Creating a place to call home

Health | April 8, 2015
Two young boys playing

Helping an organization with a 125 year history make a huge difference.

In Atlantic Canada, we saw the opportunity to make an impact with our Community Investment presence at a grassroots level.

Chisholm Services for Children is a community service that dates back to 1890. Their story, like ours, is one of constantly evolving to meet the needs of their community. “The founders of our programs came to Halifax looking to support marginalized women and children in the community,” said Wade Johnston, Executive Director, Chisholm Services for Children

Understanding the importance of community-based services, Chisholm began implementing residential programs, including residences for children in-need. Since then, the organization has served 600 children and adolescents that have been provided with long-term residential care 24 hours a day. “Basically we’ve given them a place to call home,” said Johnston.

“What we do is we try to take them off that path and try to get them to cut out a new trail in the snow, which we all know isn’t easy.”

Wade Johnston

Executive Director, Chisholm Services for Children

In 2011, Chisholm’s services began to address a new need in its community – finding placements for children 12 years and younger who could not live at home due to conflict issues within the family. More often than not, these are children in need of protection who have fled homes of abuse and neglect. Today, the organization works with eight children in serious need.

Chisholm services for children logo

Eight may not seem like a lot, but imagine one particular girl’s story. She was seven or eight, and her foster family was exhausted by her challenging behavior. As she grew up, she rarely attended school and was described as reclusive, aggressive and anxious. Within 18 months of entering Chisholm’s program, her true colours began to shine. In this short time, she was able to begin working through her issues around safe relationships with adults and peers. By the time she left Chisholm’s care, she was attending school on a full-time basis. When you consider this program is 24 hours a day, you start to see how transformative it can be in a short period of time. And that was just the start of the story.

“That foster family who had basically said she can’t live with us anymore came to Chisholm and, with our clinicians and team, learned about childhood trauma and ways to help support their foster daughter,” said Johnston. “They realized they were managing her behavior in a very different way and needed to approach it from a new perspective. They were able to have her return to their home and have now officially taken her back with the view to adopt her.”

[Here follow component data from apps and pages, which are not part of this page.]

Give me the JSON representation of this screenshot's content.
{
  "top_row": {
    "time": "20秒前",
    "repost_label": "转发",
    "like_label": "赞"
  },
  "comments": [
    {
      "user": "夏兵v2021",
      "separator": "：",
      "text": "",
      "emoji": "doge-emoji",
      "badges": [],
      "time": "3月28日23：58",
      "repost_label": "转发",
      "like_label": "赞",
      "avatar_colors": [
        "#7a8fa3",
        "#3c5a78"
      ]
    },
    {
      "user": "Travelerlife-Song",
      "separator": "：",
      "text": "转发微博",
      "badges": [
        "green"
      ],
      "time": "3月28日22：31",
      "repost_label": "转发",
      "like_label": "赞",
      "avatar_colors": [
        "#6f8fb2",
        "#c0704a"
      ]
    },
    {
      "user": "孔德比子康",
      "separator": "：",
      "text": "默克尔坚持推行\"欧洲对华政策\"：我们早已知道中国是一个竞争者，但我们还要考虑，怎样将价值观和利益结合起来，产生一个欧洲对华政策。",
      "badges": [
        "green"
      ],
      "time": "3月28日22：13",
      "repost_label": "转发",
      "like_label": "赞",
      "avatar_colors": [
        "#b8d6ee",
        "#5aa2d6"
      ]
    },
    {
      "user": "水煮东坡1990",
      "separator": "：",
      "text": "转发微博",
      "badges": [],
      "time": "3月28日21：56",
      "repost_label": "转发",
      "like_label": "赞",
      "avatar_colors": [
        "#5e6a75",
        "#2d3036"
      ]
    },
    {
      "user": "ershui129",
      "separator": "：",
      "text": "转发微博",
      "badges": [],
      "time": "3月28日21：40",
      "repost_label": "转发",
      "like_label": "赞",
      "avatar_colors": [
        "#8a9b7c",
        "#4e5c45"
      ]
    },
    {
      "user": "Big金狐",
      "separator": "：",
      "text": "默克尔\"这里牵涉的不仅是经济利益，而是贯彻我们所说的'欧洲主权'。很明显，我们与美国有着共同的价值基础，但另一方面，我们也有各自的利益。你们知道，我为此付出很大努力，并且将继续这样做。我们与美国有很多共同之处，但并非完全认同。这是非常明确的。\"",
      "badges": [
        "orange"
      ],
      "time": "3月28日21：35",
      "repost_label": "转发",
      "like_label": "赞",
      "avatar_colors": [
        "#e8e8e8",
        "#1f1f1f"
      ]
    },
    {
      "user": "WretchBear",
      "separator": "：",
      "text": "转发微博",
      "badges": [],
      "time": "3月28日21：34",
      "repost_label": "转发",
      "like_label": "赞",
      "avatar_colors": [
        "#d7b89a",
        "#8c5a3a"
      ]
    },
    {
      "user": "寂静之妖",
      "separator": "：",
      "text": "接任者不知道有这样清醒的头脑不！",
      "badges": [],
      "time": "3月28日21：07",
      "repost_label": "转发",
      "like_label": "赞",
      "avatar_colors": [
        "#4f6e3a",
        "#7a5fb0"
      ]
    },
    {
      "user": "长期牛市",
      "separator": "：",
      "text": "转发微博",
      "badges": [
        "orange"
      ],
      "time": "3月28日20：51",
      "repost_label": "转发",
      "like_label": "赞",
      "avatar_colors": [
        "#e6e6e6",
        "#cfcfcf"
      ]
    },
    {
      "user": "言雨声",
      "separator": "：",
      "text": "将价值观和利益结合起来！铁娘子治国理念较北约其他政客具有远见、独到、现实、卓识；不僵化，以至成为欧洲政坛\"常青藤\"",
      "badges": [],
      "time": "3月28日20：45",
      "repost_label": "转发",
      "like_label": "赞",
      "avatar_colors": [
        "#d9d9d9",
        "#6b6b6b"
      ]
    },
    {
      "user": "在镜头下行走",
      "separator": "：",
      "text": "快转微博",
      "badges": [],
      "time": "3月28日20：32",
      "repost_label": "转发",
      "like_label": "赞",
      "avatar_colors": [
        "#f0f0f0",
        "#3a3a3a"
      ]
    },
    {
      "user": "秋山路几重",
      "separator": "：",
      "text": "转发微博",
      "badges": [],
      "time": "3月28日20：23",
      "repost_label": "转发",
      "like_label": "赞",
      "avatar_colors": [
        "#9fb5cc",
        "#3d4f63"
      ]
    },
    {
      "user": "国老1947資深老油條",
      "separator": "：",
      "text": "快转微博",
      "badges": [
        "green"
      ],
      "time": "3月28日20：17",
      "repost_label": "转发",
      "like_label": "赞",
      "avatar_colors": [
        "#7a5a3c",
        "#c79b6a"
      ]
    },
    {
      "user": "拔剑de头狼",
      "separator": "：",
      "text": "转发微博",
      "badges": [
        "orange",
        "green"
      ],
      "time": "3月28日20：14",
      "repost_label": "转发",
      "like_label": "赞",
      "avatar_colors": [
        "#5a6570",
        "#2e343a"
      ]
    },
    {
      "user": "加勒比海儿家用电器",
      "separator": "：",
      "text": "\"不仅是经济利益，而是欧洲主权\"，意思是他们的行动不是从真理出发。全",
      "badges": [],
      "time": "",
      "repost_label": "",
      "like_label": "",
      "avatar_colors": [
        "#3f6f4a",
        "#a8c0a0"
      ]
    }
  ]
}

Stories like this are the reason we are happy to have been supporting and working with Chisholm Youth since 2010. Part of the funding we’ve offered has also been used to help the organization’s literacy program called LINKS, which is helping 200 children in the community, aged six to 12, who are reading below grade level or who have been diagnosed with a learning disability.